→ Directions for this task
Pull each line containing "NASA" out of the listing below.

Segment Start: Available data

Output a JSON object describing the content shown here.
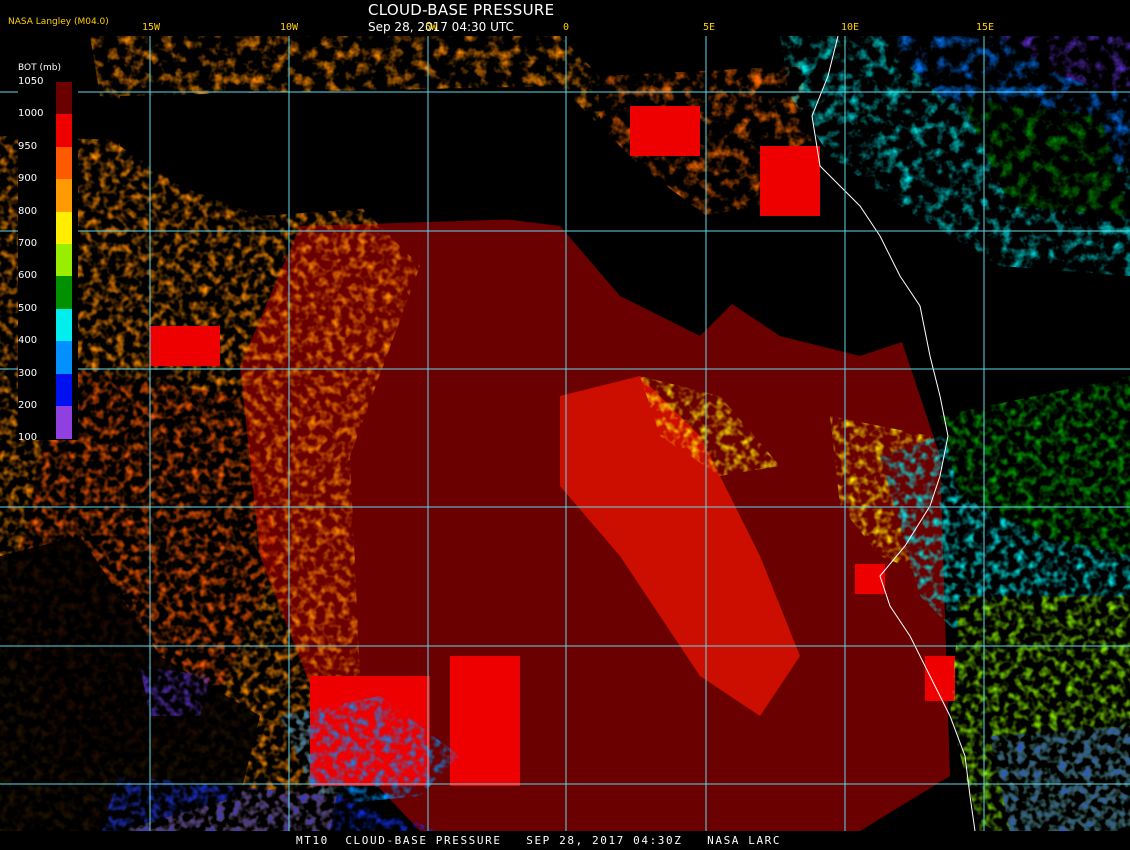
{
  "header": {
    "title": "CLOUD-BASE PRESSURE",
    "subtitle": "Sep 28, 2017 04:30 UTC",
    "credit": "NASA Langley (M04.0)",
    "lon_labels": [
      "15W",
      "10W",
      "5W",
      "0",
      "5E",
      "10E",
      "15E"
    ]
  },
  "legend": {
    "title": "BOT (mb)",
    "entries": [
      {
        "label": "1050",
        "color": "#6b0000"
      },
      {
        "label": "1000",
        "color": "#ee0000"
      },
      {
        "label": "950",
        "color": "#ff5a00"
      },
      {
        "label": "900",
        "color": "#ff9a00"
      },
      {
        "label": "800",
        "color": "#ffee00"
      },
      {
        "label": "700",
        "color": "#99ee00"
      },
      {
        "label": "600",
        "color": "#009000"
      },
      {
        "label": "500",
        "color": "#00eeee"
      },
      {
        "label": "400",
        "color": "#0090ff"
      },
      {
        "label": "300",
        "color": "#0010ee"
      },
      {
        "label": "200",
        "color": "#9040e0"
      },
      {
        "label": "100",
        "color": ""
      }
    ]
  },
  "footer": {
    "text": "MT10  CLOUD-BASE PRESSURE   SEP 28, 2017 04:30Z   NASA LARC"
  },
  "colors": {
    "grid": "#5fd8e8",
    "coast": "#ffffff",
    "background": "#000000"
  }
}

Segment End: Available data
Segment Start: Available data

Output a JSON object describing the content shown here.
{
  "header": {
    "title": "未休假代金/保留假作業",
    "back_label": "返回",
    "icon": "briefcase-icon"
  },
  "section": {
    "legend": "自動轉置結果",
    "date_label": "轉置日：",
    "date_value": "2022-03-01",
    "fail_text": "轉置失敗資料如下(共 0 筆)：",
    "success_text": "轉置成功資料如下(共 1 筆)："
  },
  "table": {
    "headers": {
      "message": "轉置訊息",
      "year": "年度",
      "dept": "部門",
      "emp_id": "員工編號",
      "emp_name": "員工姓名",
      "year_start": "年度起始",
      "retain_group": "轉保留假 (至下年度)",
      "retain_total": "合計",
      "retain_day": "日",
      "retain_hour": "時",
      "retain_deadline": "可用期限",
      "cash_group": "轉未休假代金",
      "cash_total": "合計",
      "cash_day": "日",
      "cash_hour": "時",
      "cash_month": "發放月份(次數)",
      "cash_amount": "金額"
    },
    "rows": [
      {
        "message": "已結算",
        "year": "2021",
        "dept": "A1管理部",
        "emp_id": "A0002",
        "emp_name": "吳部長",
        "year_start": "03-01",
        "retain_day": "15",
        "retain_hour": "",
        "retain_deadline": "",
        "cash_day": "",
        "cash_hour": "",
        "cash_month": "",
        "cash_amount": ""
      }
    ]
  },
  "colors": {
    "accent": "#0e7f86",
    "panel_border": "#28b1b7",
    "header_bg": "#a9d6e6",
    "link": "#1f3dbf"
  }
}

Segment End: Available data

→ Reply
    "credit": "NASA Langley (M04.0)",
    "text": "MT10  CLOUD-BASE PRESSURE   SEP 28, 2017 04:30Z   NASA LARC"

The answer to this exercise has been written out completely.